I just took some pics Noah,them wires go under your distributor into a cable and it travels to the front of your coolant overflow container,you can see the wires. as they go into a big connector,somehow,your's came undone under your distributor.Going to be tough reconnecting them.
There were 3 and 4 wire distributors. The 4 wire distributors used a single white wire that was separate from the other three to disable the exhaust side coil when accelerating under a load. A manifold vacuum switch would connect a ground signal to this wire and the ignition module would respond by deactivating the exhaust side coil.
Here is the 4 wire distributor. Note three wires have round terminals and the fourth one has it's own plug. The three wires bundled together should go to a terminal block near the rad. Here they connect to the ignition power wire and the two coil negative wires. You can leave the forth wire disconnected if your harness never had this feature. All plugs will fire all the time.
One goes to the intake coil negative terminal
One goes to the exhaust negative terminal
Sorry off hand I don't know which color goes where. Seems there were different wires for different years. The B terminal below is most likely the +12 from the ignition. E and C are the coil negative wires. The single terminal I on the far right is likely the forth wire that disables the exhaust plugs.
The ignition switch sends power to the intake coil positive terminal and also to the ignition module in the distributor.
The exhaust coil power comes from the first fuse on the left of the fuse box . I don't know why, I don't know if Nissan even knows why, but if the exhaust side stops working it's likely this fuse blown.

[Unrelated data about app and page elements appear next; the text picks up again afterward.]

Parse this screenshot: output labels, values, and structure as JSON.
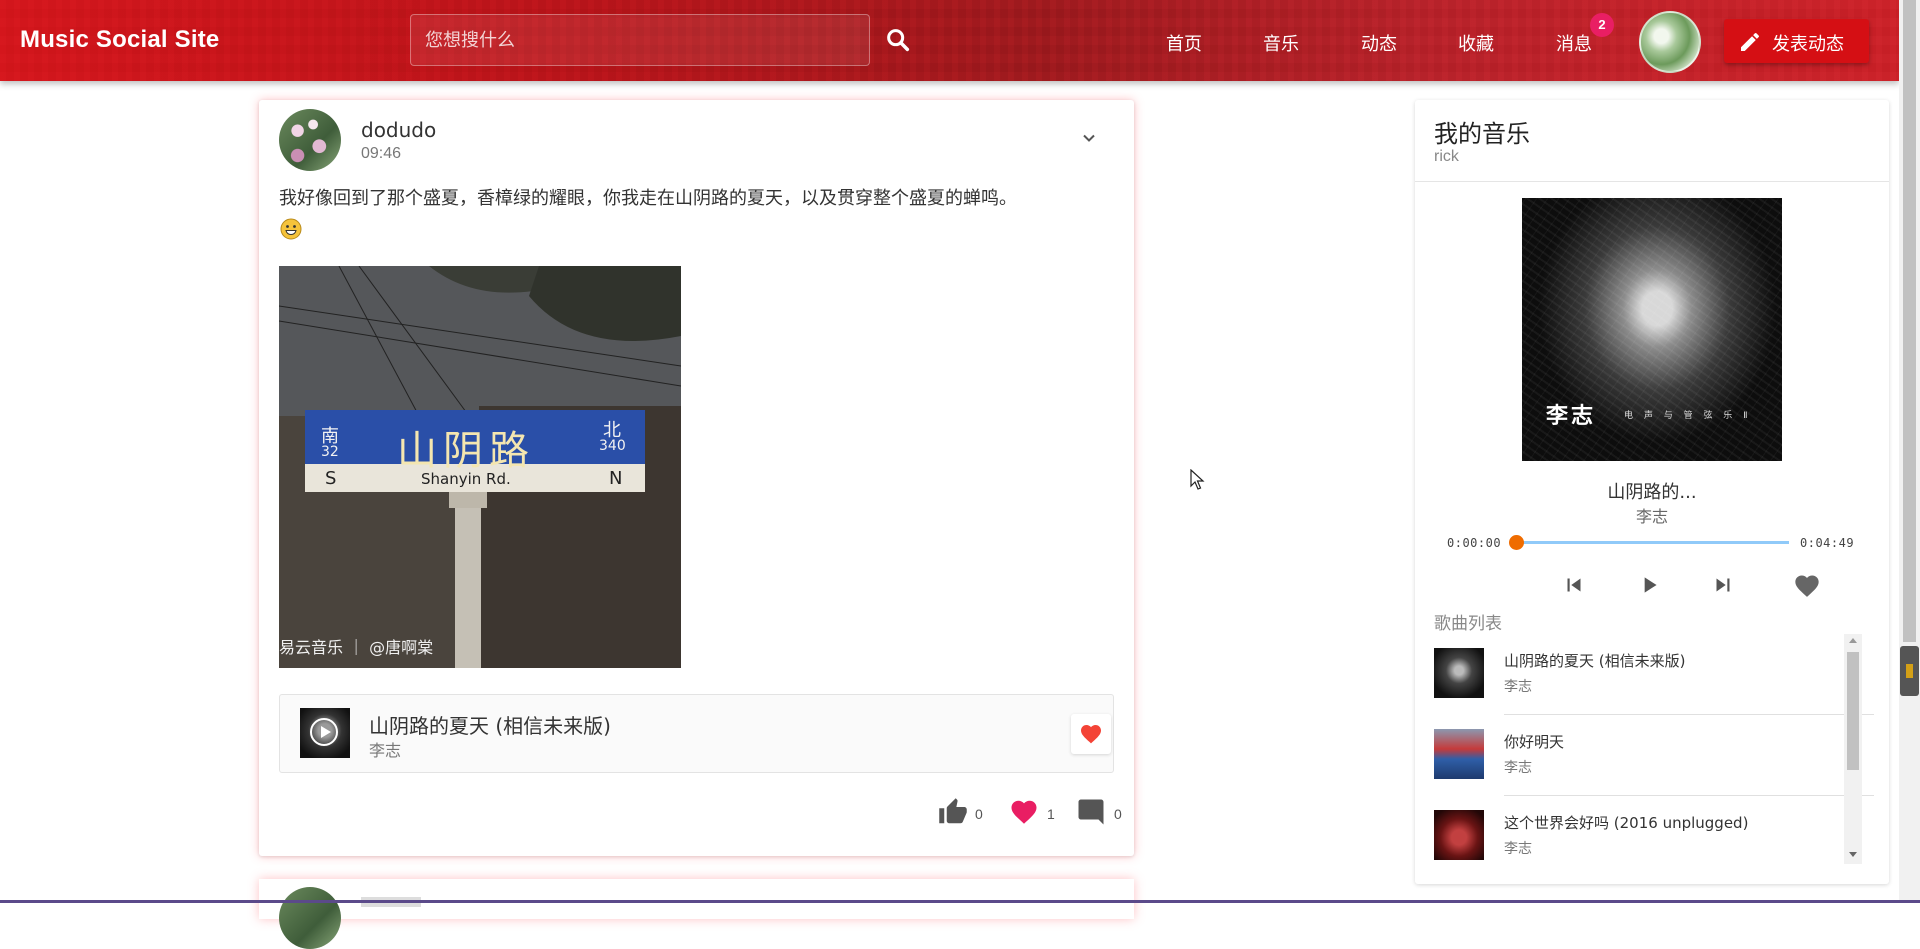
{
  "header": {
    "brand": "Music Social Site",
    "search_placeholder": "您想搜什么",
    "nav": [
      {
        "label": "首页"
      },
      {
        "label": "音乐"
      },
      {
        "label": "动态"
      },
      {
        "label": "收藏"
      },
      {
        "label": "消息"
      }
    ],
    "message_badge": "2",
    "publish_label": "发表动态",
    "icons": {
      "search": "search-icon",
      "publish": "pencil-icon"
    }
  },
  "post": {
    "username": "dodudo",
    "time": "09:46",
    "text": "我好像回到了那个盛夏，香樟绿的耀眼，你我走在山阴路的夏天，以及贯穿整个盛夏的蝉鸣。",
    "emoji": "grinning-face-emoji",
    "image": {
      "sign_left": "南",
      "sign_left_num": "32",
      "sign_main": "山阴路",
      "sign_right": "北",
      "sign_right_num": "340",
      "sign_s": "S",
      "sign_road": "Shanyin Rd.",
      "sign_n": "N",
      "watermark": "易云音乐 ｜ @唐啊棠"
    },
    "song": {
      "title": "山阴路的夏天 (相信未来版)",
      "artist": "李志",
      "favorited": true
    },
    "stats": {
      "likes": "0",
      "hearts": "1",
      "comments": "0"
    },
    "accent_color": "#f44336",
    "heart_color": "#e91e63"
  },
  "music": {
    "title": "我的音乐",
    "user": "rick",
    "cover": {
      "artist_text": "李志",
      "sub_text": "电 声 与 管 弦 乐 Ⅱ"
    },
    "now_playing": {
      "title": "山阴路的...",
      "artist": "李志",
      "current_time": "0:00:00",
      "total_time": "0:04:49",
      "progress": 0
    },
    "list_label": "歌曲列表",
    "songs": [
      {
        "title": "山阴路的夏天 (相信未来版)",
        "artist": "李志"
      },
      {
        "title": "你好明天",
        "artist": "李志"
      },
      {
        "title": "这个世界会好吗 (2016 unplugged)",
        "artist": "李志"
      }
    ],
    "progress_color": "#ef6c00",
    "track_color": "#90caf9"
  }
}
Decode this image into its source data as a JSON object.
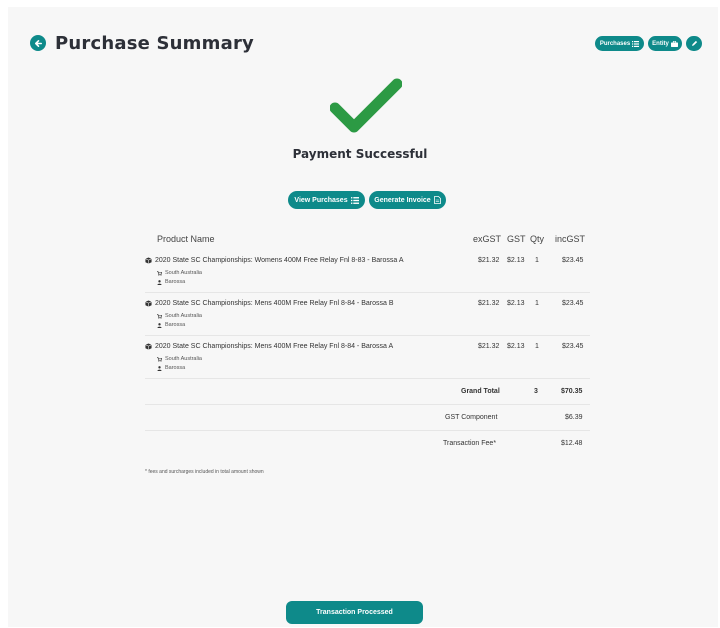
{
  "header": {
    "title": "Purchase Summary",
    "back_icon": "arrow-left-icon",
    "nav_purchases_label": "Purchases",
    "nav_entity_label": "Entity"
  },
  "status": {
    "message": "Payment Successful",
    "icon": "checkmark-icon",
    "success_color": "#2c9a44"
  },
  "actions": {
    "view_purchases_label": "View Purchases",
    "generate_invoice_label": "Generate Invoice"
  },
  "table": {
    "columns": {
      "product": "Product Name",
      "ex_gst": "exGST",
      "gst": "GST",
      "qty": "Qty",
      "inc_gst": "incGST"
    },
    "rows": [
      {
        "name": "2020 State SC Championships: Womens 400M Free Relay Fnl 8-83 - Barossa A",
        "region": "South Australia",
        "club": "Barossa",
        "ex_gst": "$21.32",
        "gst": "$2.13",
        "qty": "1",
        "inc_gst": "$23.45"
      },
      {
        "name": "2020 State SC Championships: Mens 400M Free Relay Fnl 8-84 - Barossa B",
        "region": "South Australia",
        "club": "Barossa",
        "ex_gst": "$21.32",
        "gst": "$2.13",
        "qty": "1",
        "inc_gst": "$23.45"
      },
      {
        "name": "2020 State SC Championships: Mens 400M Free Relay Fnl 8-84 - Barossa A",
        "region": "South Australia",
        "club": "Barossa",
        "ex_gst": "$21.32",
        "gst": "$2.13",
        "qty": "1",
        "inc_gst": "$23.45"
      }
    ],
    "summary": {
      "grand_total_label": "Grand Total",
      "grand_total_qty": "3",
      "grand_total_value": "$70.35",
      "gst_component_label": "GST Component",
      "gst_component_value": "$6.39",
      "transaction_fee_label": "Transaction Fee*",
      "transaction_fee_value": "$12.48"
    }
  },
  "footnote": "* fees and surcharges included in total amount shown",
  "footer": {
    "button_label": "Transaction Processed"
  },
  "colors": {
    "accent": "#0e8a8a",
    "title": "#2d3038"
  }
}
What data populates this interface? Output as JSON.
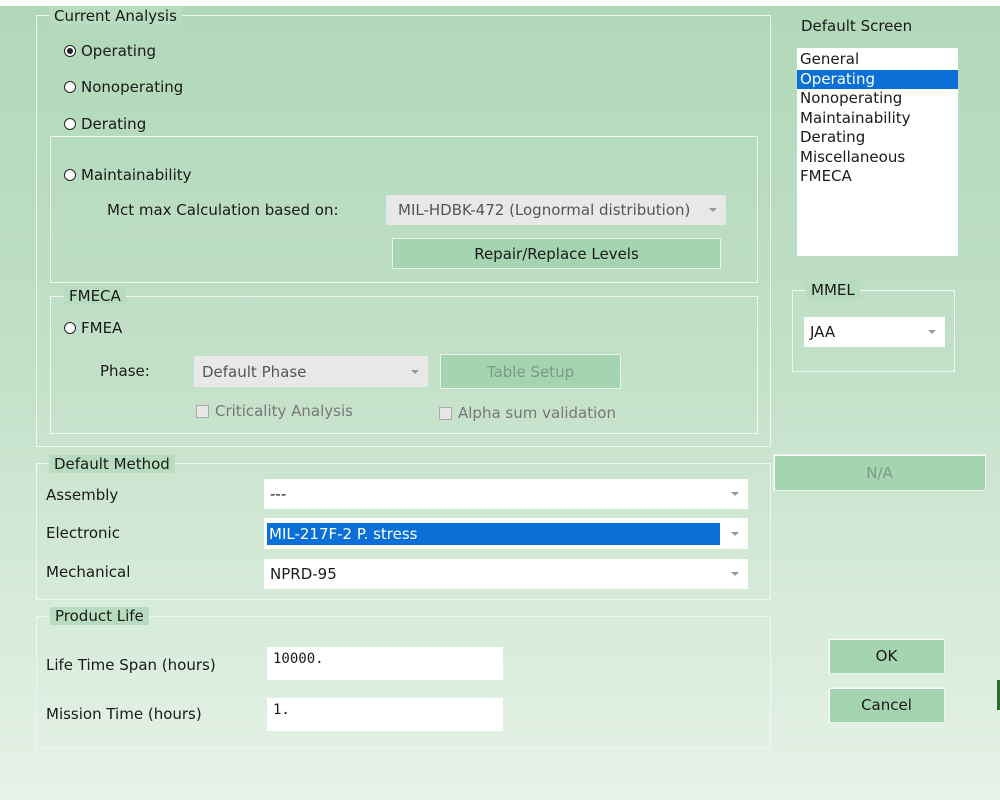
{
  "current_analysis": {
    "title": "Current Analysis",
    "options": {
      "operating": "Operating",
      "nonoperating": "Nonoperating",
      "derating": "Derating",
      "maintainability": "Maintainability"
    },
    "selected": "Operating",
    "mct_label": "Mct max Calculation based on:",
    "mct_value": "MIL-HDBK-472 (Lognormal distribution)",
    "repair_button": "Repair/Replace Levels"
  },
  "fmeca": {
    "title": "FMECA",
    "fmea_label": "FMEA",
    "phase_label": "Phase:",
    "phase_value": "Default Phase",
    "table_setup": "Table Setup",
    "criticality": "Criticality Analysis",
    "alpha_sum": "Alpha sum validation"
  },
  "default_screen": {
    "title": "Default Screen",
    "items": [
      "General",
      "Operating",
      "Nonoperating",
      "Maintainability",
      "Derating",
      "Miscellaneous",
      "FMECA"
    ],
    "selected_index": 1
  },
  "mmel": {
    "title": "MMEL",
    "value": "JAA"
  },
  "na_button": "N/A",
  "default_method": {
    "title": "Default Method",
    "assembly_label": "Assembly",
    "assembly_value": "---",
    "electronic_label": "Electronic",
    "electronic_value": "MIL-217F-2 P. stress",
    "mechanical_label": "Mechanical",
    "mechanical_value": "NPRD-95"
  },
  "product_life": {
    "title": "Product Life",
    "life_label": "Life Time Span (hours)",
    "life_value": "10000.",
    "mission_label": "Mission Time (hours)",
    "mission_value": "1."
  },
  "buttons": {
    "ok": "OK",
    "cancel": "Cancel"
  }
}
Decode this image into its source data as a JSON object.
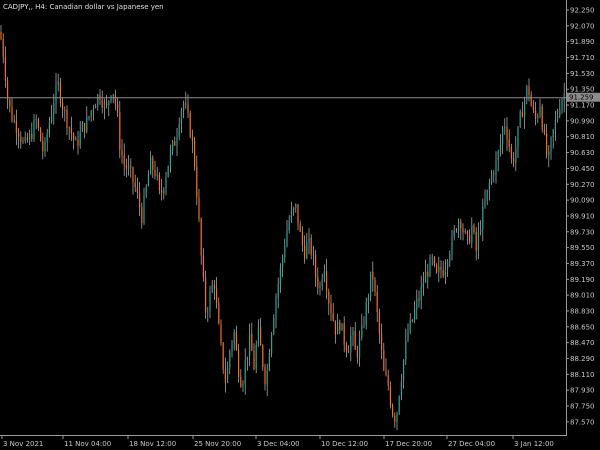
{
  "window": {
    "title": "CADJPY,, H4:  Canadian dollar vs Japanese yen"
  },
  "price_scale": {
    "labels": [
      "92.250",
      "92.070",
      "91.890",
      "91.710",
      "91.530",
      "91.350",
      "91.170",
      "90.990",
      "90.810",
      "90.630",
      "90.450",
      "90.270",
      "90.090",
      "89.910",
      "89.730",
      "89.550",
      "89.370",
      "89.190",
      "89.010",
      "88.830",
      "88.650",
      "88.470",
      "88.290",
      "88.110",
      "87.930",
      "87.750",
      "87.570"
    ],
    "current_price_label": "91.259"
  },
  "time_scale": {
    "labels": [
      "3 Nov 2021",
      "11 Nov 04:00",
      "18 Nov 12:00",
      "25 Nov 20:00",
      "3 Dec 04:00",
      "10 Dec 12:00",
      "17 Dec 20:00",
      "27 Dec 04:00",
      "3 Jan 12:00"
    ]
  },
  "colors": {
    "background": "#000000",
    "bull": "#26a69a",
    "bear": "#ff6a1a",
    "wick": "#bdbdbd",
    "current_price_line": "#8c8c8c",
    "axis": "#9a9a9a",
    "text": "#c8c8c8"
  },
  "chart_data": {
    "type": "candlestick",
    "symbol": "CADJPY",
    "timeframe": "H4",
    "ylim": [
      87.5,
      92.33
    ],
    "current_price": 91.259,
    "close_path": [
      [
        0,
        92.0
      ],
      [
        4,
        91.7
      ],
      [
        8,
        91.2
      ],
      [
        13,
        91.0
      ],
      [
        18,
        90.9
      ],
      [
        24,
        90.7
      ],
      [
        30,
        90.8
      ],
      [
        36,
        91.0
      ],
      [
        40,
        90.8
      ],
      [
        44,
        90.6
      ],
      [
        48,
        90.9
      ],
      [
        53,
        91.2
      ],
      [
        58,
        91.4
      ],
      [
        64,
        91.1
      ],
      [
        70,
        90.9
      ],
      [
        76,
        90.7
      ],
      [
        82,
        90.9
      ],
      [
        88,
        91.0
      ],
      [
        94,
        91.2
      ],
      [
        100,
        91.3
      ],
      [
        106,
        91.1
      ],
      [
        112,
        91.4
      ],
      [
        117,
        91.1
      ],
      [
        120,
        90.7
      ],
      [
        124,
        90.5
      ],
      [
        130,
        90.4
      ],
      [
        136,
        90.2
      ],
      [
        142,
        89.9
      ],
      [
        146,
        90.2
      ],
      [
        150,
        90.5
      ],
      [
        156,
        90.4
      ],
      [
        160,
        90.1
      ],
      [
        164,
        90.3
      ],
      [
        170,
        90.6
      ],
      [
        176,
        90.8
      ],
      [
        180,
        91.1
      ],
      [
        184,
        91.2
      ],
      [
        190,
        90.9
      ],
      [
        194,
        90.6
      ],
      [
        198,
        90.0
      ],
      [
        202,
        89.3
      ],
      [
        206,
        88.8
      ],
      [
        210,
        89.0
      ],
      [
        214,
        89.2
      ],
      [
        218,
        88.7
      ],
      [
        222,
        88.3
      ],
      [
        226,
        88.0
      ],
      [
        230,
        88.4
      ],
      [
        234,
        88.6
      ],
      [
        238,
        88.2
      ],
      [
        242,
        88.0
      ],
      [
        246,
        88.3
      ],
      [
        250,
        88.5
      ],
      [
        254,
        88.2
      ],
      [
        258,
        88.6
      ],
      [
        262,
        88.3
      ],
      [
        266,
        88.0
      ],
      [
        270,
        88.5
      ],
      [
        276,
        89.0
      ],
      [
        282,
        89.4
      ],
      [
        286,
        89.7
      ],
      [
        290,
        89.9
      ],
      [
        296,
        90.0
      ],
      [
        300,
        89.7
      ],
      [
        304,
        89.5
      ],
      [
        308,
        89.6
      ],
      [
        312,
        89.5
      ],
      [
        316,
        89.2
      ],
      [
        320,
        89.1
      ],
      [
        324,
        89.4
      ],
      [
        328,
        89.0
      ],
      [
        332,
        88.8
      ],
      [
        336,
        88.6
      ],
      [
        340,
        88.7
      ],
      [
        344,
        88.5
      ],
      [
        348,
        88.4
      ],
      [
        352,
        88.6
      ],
      [
        356,
        88.3
      ],
      [
        362,
        88.6
      ],
      [
        368,
        89.0
      ],
      [
        372,
        89.3
      ],
      [
        376,
        88.9
      ],
      [
        380,
        88.5
      ],
      [
        384,
        88.1
      ],
      [
        388,
        88.0
      ],
      [
        392,
        87.7
      ],
      [
        396,
        87.6
      ],
      [
        400,
        88.0
      ],
      [
        404,
        88.3
      ],
      [
        408,
        88.6
      ],
      [
        412,
        88.7
      ],
      [
        416,
        88.9
      ],
      [
        420,
        89.0
      ],
      [
        424,
        89.2
      ],
      [
        428,
        89.3
      ],
      [
        432,
        89.4
      ],
      [
        436,
        89.2
      ],
      [
        440,
        89.3
      ],
      [
        444,
        89.3
      ],
      [
        448,
        89.5
      ],
      [
        452,
        89.6
      ],
      [
        456,
        89.8
      ],
      [
        460,
        89.9
      ],
      [
        464,
        89.7
      ],
      [
        468,
        89.6
      ],
      [
        472,
        89.8
      ],
      [
        476,
        89.5
      ],
      [
        480,
        89.8
      ],
      [
        484,
        90.0
      ],
      [
        488,
        90.2
      ],
      [
        492,
        90.4
      ],
      [
        496,
        90.5
      ],
      [
        500,
        90.7
      ],
      [
        504,
        91.0
      ],
      [
        508,
        90.8
      ],
      [
        512,
        90.5
      ],
      [
        516,
        90.7
      ],
      [
        520,
        91.0
      ],
      [
        524,
        91.2
      ],
      [
        528,
        91.4
      ],
      [
        532,
        91.1
      ],
      [
        536,
        91.0
      ],
      [
        540,
        91.2
      ],
      [
        544,
        90.8
      ],
      [
        548,
        90.5
      ],
      [
        552,
        90.8
      ],
      [
        556,
        91.0
      ],
      [
        560,
        91.2
      ],
      [
        564,
        91.3
      ],
      [
        568,
        91.2
      ]
    ]
  }
}
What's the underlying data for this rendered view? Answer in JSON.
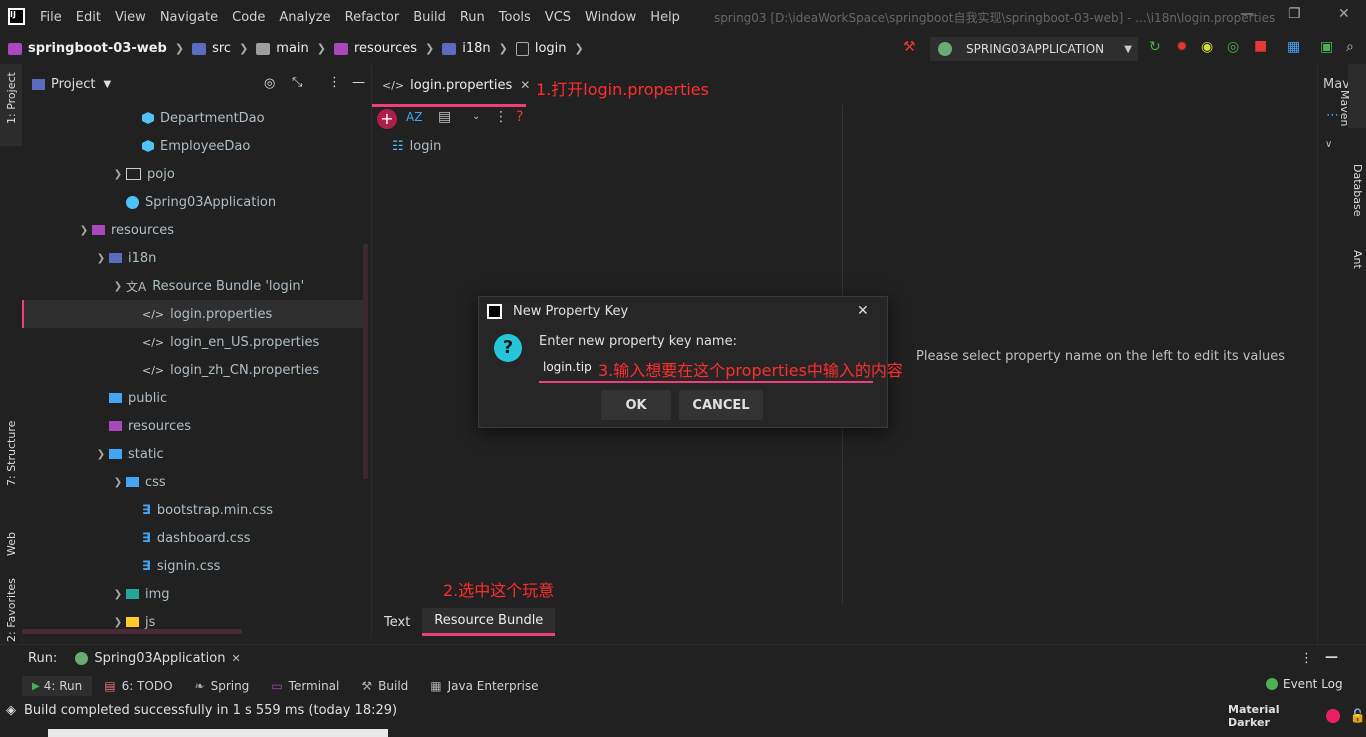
{
  "menubar": {
    "items": [
      "File",
      "Edit",
      "View",
      "Navigate",
      "Code",
      "Analyze",
      "Refactor",
      "Build",
      "Run",
      "Tools",
      "VCS",
      "Window",
      "Help"
    ],
    "window_title": "spring03 [D:\\ideaWorkSpace\\springboot自我实现\\springboot-03-web] - ...\\i18n\\login.properties"
  },
  "navbar": {
    "project": "springboot-03-web",
    "crumbs": [
      "src",
      "main",
      "resources",
      "i18n",
      "login"
    ],
    "run_config": "SPRING03APPLICATION"
  },
  "left_strip": {
    "project": "1: Project",
    "structure": "7: Structure",
    "web": "Web",
    "favorites": "2: Favorites"
  },
  "project_panel": {
    "title": "Project",
    "tree": [
      {
        "label": "DepartmentDao"
      },
      {
        "label": "EmployeeDao"
      },
      {
        "label": "pojo"
      },
      {
        "label": "Spring03Application"
      },
      {
        "label": "resources"
      },
      {
        "label": "i18n"
      },
      {
        "label": "Resource Bundle 'login'"
      },
      {
        "label": "login.properties"
      },
      {
        "label": "login_en_US.properties"
      },
      {
        "label": "login_zh_CN.properties"
      },
      {
        "label": "public"
      },
      {
        "label": "resources"
      },
      {
        "label": "static"
      },
      {
        "label": "css"
      },
      {
        "label": "bootstrap.min.css"
      },
      {
        "label": "dashboard.css"
      },
      {
        "label": "signin.css"
      },
      {
        "label": "img"
      },
      {
        "label": "js"
      }
    ]
  },
  "editor": {
    "tab_label": "login.properties",
    "bundle_item": "login",
    "placeholder_msg": "Please select property name on the left to edit its values",
    "bottom_tabs": [
      "Text",
      "Resource Bundle"
    ]
  },
  "right_strip": {
    "maven_tab": "Mav",
    "maven": "Maven",
    "database": "Database",
    "ant": "Ant"
  },
  "dialog": {
    "title": "New Property Key",
    "prompt": "Enter new property key name:",
    "input_value": "login.tip",
    "ok": "OK",
    "cancel": "CANCEL"
  },
  "annotations": {
    "a1": "1.打开login.properties",
    "a2": "2.选中这个玩意",
    "a3": "3.输入想要在这个properties中输入的内容"
  },
  "run_bar": {
    "label": "Run:",
    "config": "Spring03Application"
  },
  "tool_tabs": [
    "4: Run",
    "6: TODO",
    "Spring",
    "Terminal",
    "Build",
    "Java Enterprise"
  ],
  "event_log": "Event Log",
  "status": {
    "message": "Build completed successfully in 1 s 559 ms (today 18:29)",
    "theme": "Material Darker"
  },
  "colors": {
    "accent": "#ec407a",
    "annotation": "#ff2d2d",
    "background": "#212121"
  }
}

In operation the ignition module provides a ground signal to both coil negative terminals and power flows through them from the ignition switch through the positive terminals. When the reluctor senses a magnetic signal the module removes the ground, the magnetic field around both coil cores collapses and a high voltage spark is generated that is sent to the spark plugs in that cylinder. The module turns on the ground and the coil recharges for the next cylinder. Under certain load conditions the exhaust coil can be disabled but otherwise intake and exhaust coils fire together.